Fire Island’s ability to resist change is one of the things I love about it. I have been reading my late, great friend Jack Nichols’ Welcome To Fire Island: Visions of Cherry Grove and The Pines, and by reading his narrative and looking at the pictures in the book, I realize that there have been very few changes there. “Tiffany’s” Deli looks the same from the outside, and the Ice Palace is still going strong four decades later – even though the Grove Hotel is going through repairs following a devastating fire early in the spring that also destroyed several other buildings.
Incidentally, Jack also wrote about how the residents of Cherry Grove have worked to preserve the dunes – their protection to the elements while other communities have been relentless in building summer homes. As a result, guess which part of Fire Island was the least affected by the storm?
We took the ferry as the sun went down, headed to our hotel and checked in. A few minutes later we went out in search for a place to pick up some food. Renata was in the mood for some Chinese food, so we walked over to a local takeout place with reasonable prices (one quart chicken with broccoli: $ 10), I felt like some pizza, and headed to Fratelli’s, one of my favorite Italian restaurants on Long Island. The front of the shop looks like a regular pizza joint, but if you head to the back there is a romantically lit room where they serve a variety of dishes, and also have a nice wine list to boot.
The next morning I woke up early and went to the nearby Stop and Shop to get supplies for the next day. I’d put the ice packs into the room freezer the night before, and they were ready to go. We’d also bought some wine at a local store, so we added that to the cold cuts, bread and strawberries I purchased at the supermarket that morning.

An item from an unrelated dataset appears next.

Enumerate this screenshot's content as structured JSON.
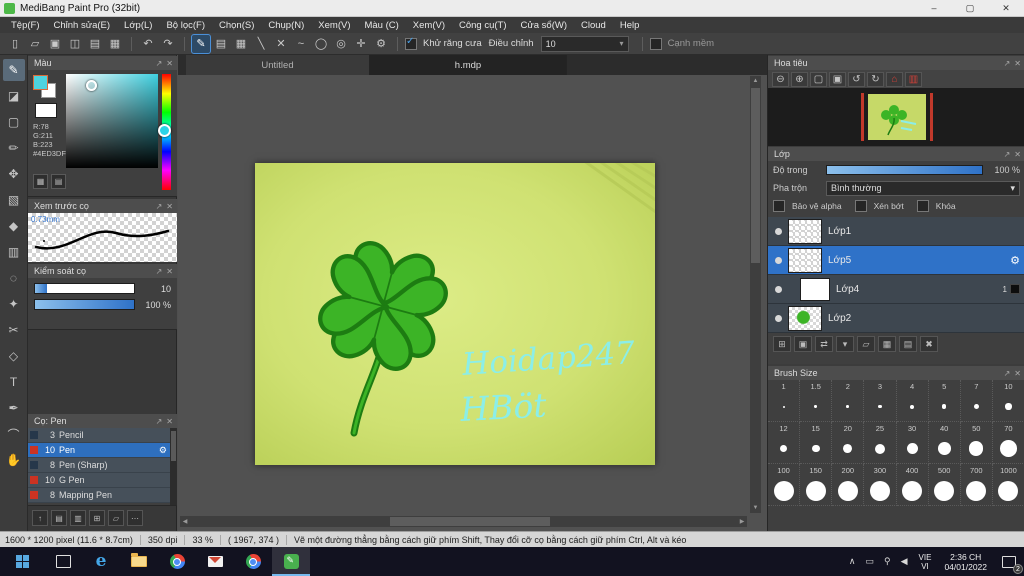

We checked out of the hotel and took our hand baggage and cooler to the LIRR station to catch the ferry to Sayville, a nearby town where you take the ferries to Fire Island Pines, Cherry Grove and Sunken Forest. We grabbed a drink at their local bar and boarded the ferry, where we met our friend Marta. Once on Cherry Grove, Renata and Marta headed to “Tiffany’s” for a cup of coffee before we hit the sand.
The beach was more crowded than during earlier visits. There were a handful of nude folks there, but the majority was dressed. Jack would be saddened to see that nudity no longer abounds on Cherry Grove, but in the generation of social media I think not many people would be up to being full frontal on Twitter. A few groups were a bit obnoxious, including a couple listening to music on a large Bluetooth speaker that was quite annoying but overall the crowds were pretty respectful of their surroundings.
I was the only one to go into the water in our group, and it felt great. The temperature is the best in late summer, when the water is much warmer and inviting. The undertow was a bit brutal, but I managed fine and returned to our towel after a few minutes. Once the sun started to get cooler, we headed to one of the bars for a quick drink and took the ferry back home.
I still want to go to Fire Island before the end of September, but I feel it’s a bit unlikely even with the extended ferry schedule. It is always a fantastic experience to be there, and every time I look back as the boat makes its way back to the mainland during late summer my heart breaks a little, because it’s a long wait until Memorial Day.
Our cocktail recipe for this week comes from the Kismet Inn —
- 1 part dark rum
- 1 part amaretto
- 2 parts pineapple juice
- 1 part cream of coconut
- Splash of milk (optional)
” Blend it all, top your drink with high-proof rum (like Bacardi 151) , and you will be ready to enjoy life as it is enjoyed on Fire Island – drunkenly.”